# Exercise goal:
Check each line of the records for "номенклатуры"; collect those that have it.

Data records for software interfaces
+===+

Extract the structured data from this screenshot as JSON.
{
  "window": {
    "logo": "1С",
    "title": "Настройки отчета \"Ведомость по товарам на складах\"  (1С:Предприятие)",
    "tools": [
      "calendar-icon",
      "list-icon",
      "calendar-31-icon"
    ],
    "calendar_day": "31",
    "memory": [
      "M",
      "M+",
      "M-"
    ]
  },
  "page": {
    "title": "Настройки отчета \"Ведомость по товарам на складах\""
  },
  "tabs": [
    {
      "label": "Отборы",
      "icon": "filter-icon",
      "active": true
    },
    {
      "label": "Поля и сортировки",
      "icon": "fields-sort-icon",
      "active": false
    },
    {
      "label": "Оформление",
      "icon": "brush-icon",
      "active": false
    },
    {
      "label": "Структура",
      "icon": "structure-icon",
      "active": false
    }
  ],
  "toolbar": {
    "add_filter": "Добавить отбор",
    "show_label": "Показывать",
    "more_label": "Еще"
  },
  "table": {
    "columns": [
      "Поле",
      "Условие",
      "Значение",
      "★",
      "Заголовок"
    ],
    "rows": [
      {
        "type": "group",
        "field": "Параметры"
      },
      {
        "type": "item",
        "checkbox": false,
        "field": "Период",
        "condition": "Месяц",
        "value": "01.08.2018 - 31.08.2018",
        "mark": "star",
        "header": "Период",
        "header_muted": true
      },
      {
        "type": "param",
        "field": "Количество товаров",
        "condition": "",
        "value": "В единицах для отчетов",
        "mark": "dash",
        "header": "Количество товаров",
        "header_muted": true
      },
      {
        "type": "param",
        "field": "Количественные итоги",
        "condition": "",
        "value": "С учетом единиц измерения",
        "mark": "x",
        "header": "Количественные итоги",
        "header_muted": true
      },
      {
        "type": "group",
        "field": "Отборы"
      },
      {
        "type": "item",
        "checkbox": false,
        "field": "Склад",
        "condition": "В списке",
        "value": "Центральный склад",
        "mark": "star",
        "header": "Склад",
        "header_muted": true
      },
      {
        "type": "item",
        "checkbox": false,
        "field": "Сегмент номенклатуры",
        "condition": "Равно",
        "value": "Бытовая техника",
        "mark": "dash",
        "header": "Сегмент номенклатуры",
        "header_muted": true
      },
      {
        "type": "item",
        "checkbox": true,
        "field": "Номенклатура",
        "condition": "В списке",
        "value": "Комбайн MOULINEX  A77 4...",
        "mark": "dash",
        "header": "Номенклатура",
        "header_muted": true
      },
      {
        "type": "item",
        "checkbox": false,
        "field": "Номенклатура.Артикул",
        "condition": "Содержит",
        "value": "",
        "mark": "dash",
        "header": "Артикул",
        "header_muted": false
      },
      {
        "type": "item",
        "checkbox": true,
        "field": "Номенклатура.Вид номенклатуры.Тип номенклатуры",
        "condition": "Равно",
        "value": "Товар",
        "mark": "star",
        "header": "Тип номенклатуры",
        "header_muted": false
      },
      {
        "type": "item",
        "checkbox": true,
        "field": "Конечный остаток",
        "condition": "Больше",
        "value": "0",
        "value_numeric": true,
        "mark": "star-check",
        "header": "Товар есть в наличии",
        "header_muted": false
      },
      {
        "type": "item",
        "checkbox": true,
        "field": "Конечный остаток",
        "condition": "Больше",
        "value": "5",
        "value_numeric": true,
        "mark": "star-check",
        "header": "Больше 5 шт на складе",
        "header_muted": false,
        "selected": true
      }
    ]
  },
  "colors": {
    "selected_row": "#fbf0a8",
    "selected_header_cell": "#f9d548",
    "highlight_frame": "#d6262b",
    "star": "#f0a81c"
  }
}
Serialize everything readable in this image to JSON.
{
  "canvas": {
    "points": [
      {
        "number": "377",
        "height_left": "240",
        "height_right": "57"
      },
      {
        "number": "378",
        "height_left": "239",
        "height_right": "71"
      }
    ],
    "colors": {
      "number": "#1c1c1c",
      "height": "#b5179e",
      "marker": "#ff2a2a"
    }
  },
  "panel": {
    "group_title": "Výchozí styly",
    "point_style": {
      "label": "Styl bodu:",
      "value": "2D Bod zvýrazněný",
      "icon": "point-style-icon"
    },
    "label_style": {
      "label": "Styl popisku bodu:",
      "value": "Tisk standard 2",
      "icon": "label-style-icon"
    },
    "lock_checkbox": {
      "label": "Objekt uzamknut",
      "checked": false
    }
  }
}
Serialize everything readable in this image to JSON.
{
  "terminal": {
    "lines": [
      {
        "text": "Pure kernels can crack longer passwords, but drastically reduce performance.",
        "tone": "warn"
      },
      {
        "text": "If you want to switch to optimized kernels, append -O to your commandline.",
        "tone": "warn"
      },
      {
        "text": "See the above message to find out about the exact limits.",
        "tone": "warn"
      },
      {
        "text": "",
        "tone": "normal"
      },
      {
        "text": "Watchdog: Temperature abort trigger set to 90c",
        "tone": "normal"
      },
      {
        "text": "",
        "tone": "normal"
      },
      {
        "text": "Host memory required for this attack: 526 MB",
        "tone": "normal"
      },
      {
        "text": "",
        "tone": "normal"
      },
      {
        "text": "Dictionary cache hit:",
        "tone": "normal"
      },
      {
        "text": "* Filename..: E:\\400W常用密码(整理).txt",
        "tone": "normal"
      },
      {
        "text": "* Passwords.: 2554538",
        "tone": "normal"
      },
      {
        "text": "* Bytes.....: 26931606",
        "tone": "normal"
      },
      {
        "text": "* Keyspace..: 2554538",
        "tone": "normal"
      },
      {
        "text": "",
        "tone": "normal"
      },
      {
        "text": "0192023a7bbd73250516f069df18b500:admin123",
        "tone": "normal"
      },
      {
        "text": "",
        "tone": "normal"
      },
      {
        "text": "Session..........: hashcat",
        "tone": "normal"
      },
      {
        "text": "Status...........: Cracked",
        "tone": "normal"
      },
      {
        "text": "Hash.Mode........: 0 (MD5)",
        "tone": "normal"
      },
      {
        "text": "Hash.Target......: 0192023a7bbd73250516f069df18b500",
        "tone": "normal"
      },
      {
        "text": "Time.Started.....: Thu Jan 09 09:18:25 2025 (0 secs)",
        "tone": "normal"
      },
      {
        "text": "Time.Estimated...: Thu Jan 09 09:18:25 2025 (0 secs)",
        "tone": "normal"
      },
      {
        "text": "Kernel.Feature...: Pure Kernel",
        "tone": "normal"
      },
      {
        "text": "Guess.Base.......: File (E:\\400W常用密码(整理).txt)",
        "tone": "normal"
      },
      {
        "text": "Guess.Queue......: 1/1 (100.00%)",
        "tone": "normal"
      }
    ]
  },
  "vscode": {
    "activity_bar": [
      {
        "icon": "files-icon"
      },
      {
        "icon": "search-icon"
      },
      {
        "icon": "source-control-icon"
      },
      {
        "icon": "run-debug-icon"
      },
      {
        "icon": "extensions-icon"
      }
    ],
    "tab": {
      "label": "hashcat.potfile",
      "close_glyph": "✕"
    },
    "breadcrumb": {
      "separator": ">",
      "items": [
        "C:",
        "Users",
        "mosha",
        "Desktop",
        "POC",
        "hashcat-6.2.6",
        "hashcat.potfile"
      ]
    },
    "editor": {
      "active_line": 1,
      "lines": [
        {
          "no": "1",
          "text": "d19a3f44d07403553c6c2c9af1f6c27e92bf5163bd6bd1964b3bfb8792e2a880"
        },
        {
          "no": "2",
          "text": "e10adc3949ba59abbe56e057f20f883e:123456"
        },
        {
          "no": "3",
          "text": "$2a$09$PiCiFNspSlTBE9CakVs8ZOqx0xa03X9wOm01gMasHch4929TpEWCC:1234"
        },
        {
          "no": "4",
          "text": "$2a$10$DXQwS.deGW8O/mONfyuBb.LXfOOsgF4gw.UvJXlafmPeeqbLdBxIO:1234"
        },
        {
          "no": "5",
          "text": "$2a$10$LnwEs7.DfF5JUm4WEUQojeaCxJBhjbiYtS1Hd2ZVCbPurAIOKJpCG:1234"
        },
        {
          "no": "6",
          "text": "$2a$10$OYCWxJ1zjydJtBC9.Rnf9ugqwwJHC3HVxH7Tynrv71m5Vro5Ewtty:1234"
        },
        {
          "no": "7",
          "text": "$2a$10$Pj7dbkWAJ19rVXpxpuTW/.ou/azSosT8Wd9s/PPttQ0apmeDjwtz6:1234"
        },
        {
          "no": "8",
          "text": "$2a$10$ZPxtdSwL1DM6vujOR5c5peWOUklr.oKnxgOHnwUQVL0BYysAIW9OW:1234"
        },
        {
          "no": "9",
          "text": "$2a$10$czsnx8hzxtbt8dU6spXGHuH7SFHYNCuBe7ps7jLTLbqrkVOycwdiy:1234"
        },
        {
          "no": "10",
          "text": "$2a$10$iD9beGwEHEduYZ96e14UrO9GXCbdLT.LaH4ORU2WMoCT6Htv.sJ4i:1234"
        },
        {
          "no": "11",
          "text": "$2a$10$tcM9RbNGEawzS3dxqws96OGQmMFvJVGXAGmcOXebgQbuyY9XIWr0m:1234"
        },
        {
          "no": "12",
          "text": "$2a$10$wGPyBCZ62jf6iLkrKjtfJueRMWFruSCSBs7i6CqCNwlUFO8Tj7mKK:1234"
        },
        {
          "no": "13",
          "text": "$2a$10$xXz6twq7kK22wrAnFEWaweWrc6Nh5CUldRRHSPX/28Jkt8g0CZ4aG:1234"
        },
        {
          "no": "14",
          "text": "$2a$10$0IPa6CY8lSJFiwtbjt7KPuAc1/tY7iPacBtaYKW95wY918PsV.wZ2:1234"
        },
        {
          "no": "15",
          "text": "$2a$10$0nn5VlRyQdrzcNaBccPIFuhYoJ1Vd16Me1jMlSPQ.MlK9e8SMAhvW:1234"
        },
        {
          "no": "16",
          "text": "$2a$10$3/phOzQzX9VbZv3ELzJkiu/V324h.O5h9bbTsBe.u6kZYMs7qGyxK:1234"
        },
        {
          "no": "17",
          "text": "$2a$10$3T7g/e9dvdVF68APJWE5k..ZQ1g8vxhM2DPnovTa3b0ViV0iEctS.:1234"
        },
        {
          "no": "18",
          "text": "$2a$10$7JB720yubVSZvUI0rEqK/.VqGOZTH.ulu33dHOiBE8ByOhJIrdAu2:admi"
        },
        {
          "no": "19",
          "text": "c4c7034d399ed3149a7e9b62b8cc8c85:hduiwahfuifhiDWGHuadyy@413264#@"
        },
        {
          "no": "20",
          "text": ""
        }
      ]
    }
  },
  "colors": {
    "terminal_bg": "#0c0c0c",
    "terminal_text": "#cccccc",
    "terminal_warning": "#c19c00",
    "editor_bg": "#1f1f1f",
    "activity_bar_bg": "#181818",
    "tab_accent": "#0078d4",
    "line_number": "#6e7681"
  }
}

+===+

# Solution:
        "field": "Сегмент номенклатуры",
        "header": "Сегмент номенклатуры",
        "field": "Номенклатура.Вид номенклатуры.Тип номенклатуры",
        "header": "Тип номенклатуры",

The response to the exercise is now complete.